Problem to work on:
Repeat, word for word, every line from the line holding "Read all visible content and emit it as JSON." through the final line of the entries below. Skip all pictures.

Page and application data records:
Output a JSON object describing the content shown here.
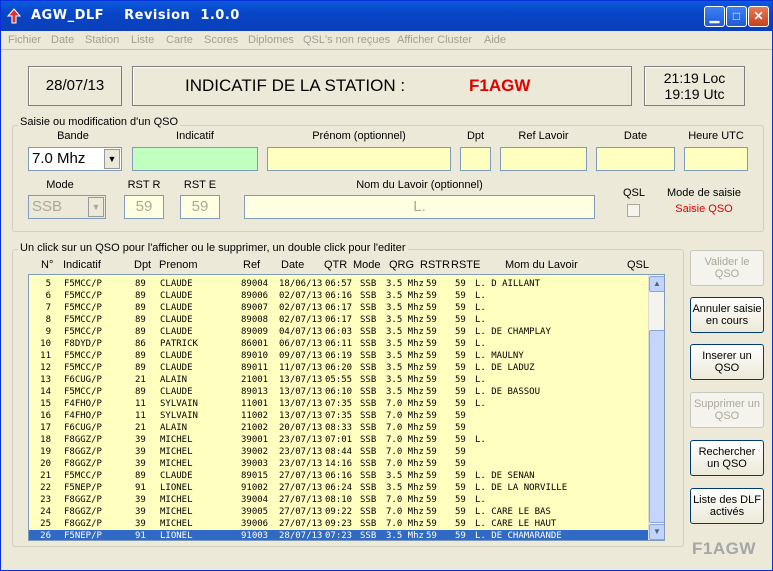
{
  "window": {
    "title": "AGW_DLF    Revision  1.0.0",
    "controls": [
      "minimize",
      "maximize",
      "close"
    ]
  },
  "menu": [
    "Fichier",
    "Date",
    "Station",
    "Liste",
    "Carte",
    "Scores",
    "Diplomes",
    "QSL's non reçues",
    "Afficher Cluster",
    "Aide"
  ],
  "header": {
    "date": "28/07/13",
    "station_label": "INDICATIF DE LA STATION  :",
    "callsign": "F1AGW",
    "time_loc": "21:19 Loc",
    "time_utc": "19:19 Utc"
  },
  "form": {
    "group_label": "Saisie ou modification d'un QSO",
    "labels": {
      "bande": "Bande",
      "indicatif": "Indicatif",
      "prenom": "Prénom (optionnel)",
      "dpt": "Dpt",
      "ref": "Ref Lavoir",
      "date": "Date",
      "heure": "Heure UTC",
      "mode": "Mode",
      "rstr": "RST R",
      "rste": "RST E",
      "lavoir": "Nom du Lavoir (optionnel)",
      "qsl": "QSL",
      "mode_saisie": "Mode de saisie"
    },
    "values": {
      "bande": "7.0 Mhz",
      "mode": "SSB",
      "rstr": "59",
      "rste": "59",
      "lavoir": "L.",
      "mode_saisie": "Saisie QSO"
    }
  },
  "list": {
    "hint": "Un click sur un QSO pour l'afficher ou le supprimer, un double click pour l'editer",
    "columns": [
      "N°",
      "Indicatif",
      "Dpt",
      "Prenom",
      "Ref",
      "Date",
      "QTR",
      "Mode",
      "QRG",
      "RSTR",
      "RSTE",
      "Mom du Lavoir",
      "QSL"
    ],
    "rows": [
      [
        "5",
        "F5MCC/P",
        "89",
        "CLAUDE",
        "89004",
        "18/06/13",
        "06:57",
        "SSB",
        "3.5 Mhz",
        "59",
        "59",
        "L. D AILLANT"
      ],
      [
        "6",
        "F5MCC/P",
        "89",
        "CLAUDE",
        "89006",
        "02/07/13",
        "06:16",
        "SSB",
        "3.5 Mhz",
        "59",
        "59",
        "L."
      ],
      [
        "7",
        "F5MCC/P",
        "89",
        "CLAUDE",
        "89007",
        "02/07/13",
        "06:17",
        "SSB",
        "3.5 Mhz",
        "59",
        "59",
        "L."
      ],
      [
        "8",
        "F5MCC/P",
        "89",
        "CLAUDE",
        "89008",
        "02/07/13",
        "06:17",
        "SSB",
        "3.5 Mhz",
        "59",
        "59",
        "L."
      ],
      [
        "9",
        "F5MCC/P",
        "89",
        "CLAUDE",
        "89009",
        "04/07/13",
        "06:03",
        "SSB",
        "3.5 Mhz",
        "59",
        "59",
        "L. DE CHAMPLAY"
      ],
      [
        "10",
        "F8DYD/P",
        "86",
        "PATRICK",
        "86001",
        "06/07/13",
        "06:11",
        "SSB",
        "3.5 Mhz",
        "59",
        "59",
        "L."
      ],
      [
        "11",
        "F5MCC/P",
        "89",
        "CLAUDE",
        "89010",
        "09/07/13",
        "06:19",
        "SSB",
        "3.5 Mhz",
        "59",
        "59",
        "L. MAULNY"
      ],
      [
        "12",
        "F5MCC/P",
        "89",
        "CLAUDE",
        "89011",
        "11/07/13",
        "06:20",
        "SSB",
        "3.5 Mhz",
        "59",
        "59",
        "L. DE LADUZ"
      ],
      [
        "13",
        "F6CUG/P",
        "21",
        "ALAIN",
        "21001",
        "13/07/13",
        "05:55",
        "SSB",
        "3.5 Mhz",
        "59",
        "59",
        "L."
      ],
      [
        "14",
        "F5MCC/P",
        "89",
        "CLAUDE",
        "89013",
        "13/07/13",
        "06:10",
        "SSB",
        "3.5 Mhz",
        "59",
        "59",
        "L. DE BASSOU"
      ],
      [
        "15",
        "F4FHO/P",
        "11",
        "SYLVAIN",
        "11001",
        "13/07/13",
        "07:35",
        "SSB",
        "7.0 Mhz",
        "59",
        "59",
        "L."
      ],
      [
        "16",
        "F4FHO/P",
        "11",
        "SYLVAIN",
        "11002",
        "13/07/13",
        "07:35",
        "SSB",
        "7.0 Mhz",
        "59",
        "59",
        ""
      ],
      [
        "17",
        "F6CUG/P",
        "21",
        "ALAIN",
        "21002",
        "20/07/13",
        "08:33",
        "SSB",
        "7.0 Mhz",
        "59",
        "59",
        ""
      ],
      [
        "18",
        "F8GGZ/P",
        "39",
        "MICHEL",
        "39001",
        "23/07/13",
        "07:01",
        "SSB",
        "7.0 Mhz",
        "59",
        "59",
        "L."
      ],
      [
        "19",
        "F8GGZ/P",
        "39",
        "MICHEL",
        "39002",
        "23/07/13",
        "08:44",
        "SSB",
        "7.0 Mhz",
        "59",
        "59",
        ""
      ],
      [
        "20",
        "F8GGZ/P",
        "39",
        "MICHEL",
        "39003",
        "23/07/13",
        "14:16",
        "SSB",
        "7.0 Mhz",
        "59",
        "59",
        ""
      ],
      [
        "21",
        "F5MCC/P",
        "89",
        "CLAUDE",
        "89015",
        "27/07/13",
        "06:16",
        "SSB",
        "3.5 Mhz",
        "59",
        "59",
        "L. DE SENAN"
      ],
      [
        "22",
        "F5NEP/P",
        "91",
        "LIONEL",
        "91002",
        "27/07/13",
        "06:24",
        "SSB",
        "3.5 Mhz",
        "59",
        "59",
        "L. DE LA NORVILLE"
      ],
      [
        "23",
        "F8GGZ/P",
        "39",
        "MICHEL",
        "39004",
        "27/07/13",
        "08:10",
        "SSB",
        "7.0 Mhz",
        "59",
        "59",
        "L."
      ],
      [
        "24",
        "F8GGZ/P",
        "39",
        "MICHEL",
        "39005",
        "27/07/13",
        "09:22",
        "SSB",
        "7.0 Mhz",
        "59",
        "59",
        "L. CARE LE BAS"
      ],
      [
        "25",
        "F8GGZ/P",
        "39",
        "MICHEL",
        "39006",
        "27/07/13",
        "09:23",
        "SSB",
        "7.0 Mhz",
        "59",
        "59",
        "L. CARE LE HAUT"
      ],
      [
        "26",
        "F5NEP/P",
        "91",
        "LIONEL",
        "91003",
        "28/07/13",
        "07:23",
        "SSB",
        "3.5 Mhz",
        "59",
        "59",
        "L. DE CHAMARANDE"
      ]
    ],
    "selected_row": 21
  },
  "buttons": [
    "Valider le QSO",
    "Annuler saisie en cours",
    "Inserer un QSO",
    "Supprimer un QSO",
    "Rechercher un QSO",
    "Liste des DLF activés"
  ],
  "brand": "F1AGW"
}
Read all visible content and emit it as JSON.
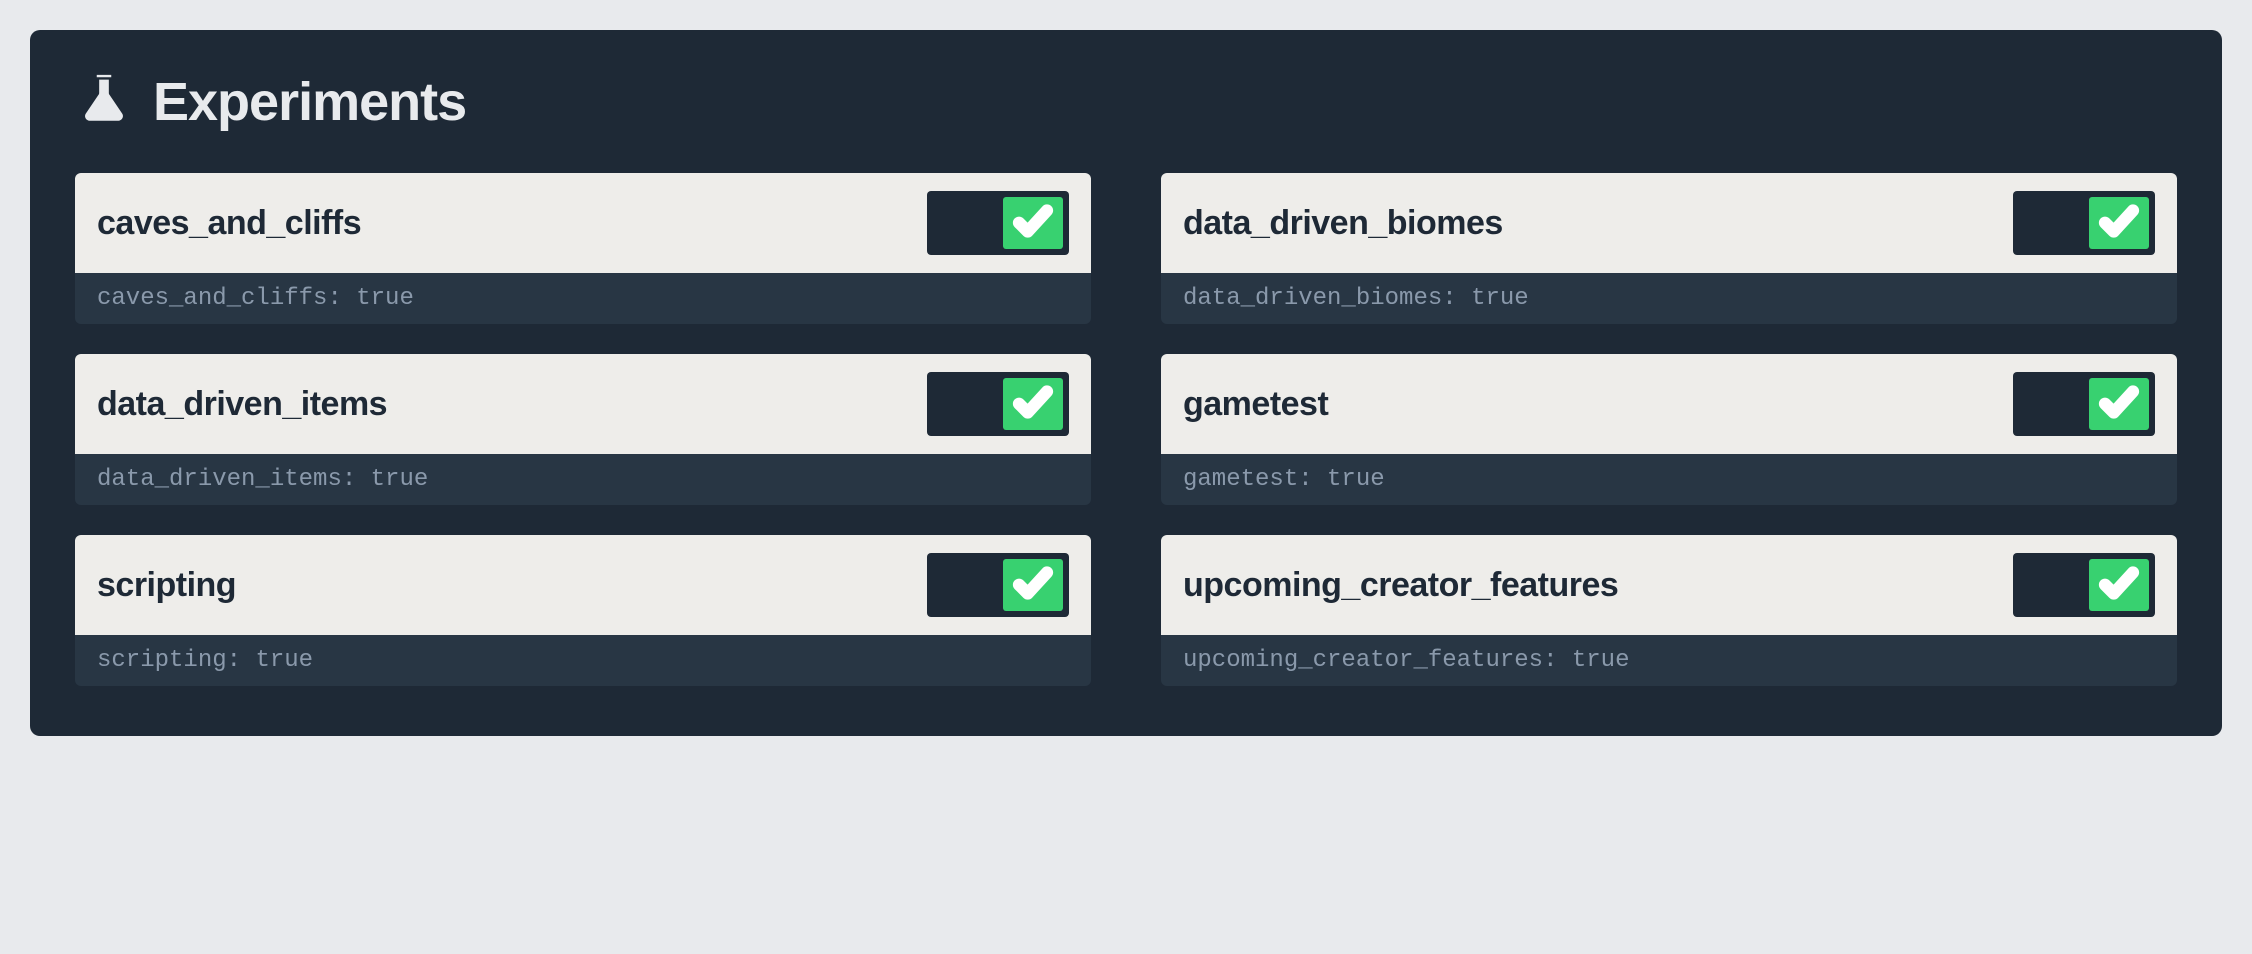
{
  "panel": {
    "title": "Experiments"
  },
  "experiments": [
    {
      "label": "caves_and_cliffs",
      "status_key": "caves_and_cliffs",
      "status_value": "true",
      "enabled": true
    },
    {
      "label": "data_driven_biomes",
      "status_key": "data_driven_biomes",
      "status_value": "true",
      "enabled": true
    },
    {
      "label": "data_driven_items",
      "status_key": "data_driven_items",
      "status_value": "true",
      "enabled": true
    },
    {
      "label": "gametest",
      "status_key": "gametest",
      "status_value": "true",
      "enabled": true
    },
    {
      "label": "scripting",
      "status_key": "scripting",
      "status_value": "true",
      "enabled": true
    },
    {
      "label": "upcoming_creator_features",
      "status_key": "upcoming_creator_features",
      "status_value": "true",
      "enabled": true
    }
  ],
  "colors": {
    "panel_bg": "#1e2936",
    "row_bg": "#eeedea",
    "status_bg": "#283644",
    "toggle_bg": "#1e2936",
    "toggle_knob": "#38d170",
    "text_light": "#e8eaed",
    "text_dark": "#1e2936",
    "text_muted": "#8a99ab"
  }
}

Answer to this problem:
Read all visible content and emit it as JSON.
{
  "panel": {
    "title": "Experiments"
  },
  "experiments": [
    {
      "label": "caves_and_cliffs",
      "status_key": "caves_and_cliffs",
      "status_value": "true",
      "enabled": true
    },
    {
      "label": "data_driven_biomes",
      "status_key": "data_driven_biomes",
      "status_value": "true",
      "enabled": true
    },
    {
      "label": "data_driven_items",
      "status_key": "data_driven_items",
      "status_value": "true",
      "enabled": true
    },
    {
      "label": "gametest",
      "status_key": "gametest",
      "status_value": "true",
      "enabled": true
    },
    {
      "label": "scripting",
      "status_key": "scripting",
      "status_value": "true",
      "enabled": true
    },
    {
      "label": "upcoming_creator_features",
      "status_key": "upcoming_creator_features",
      "status_value": "true",
      "enabled": true
    }
  ],
  "colors": {
    "panel_bg": "#1e2936",
    "row_bg": "#eeedea",
    "status_bg": "#283644",
    "toggle_bg": "#1e2936",
    "toggle_knob": "#38d170",
    "text_light": "#e8eaed",
    "text_dark": "#1e2936",
    "text_muted": "#8a99ab"
  }
}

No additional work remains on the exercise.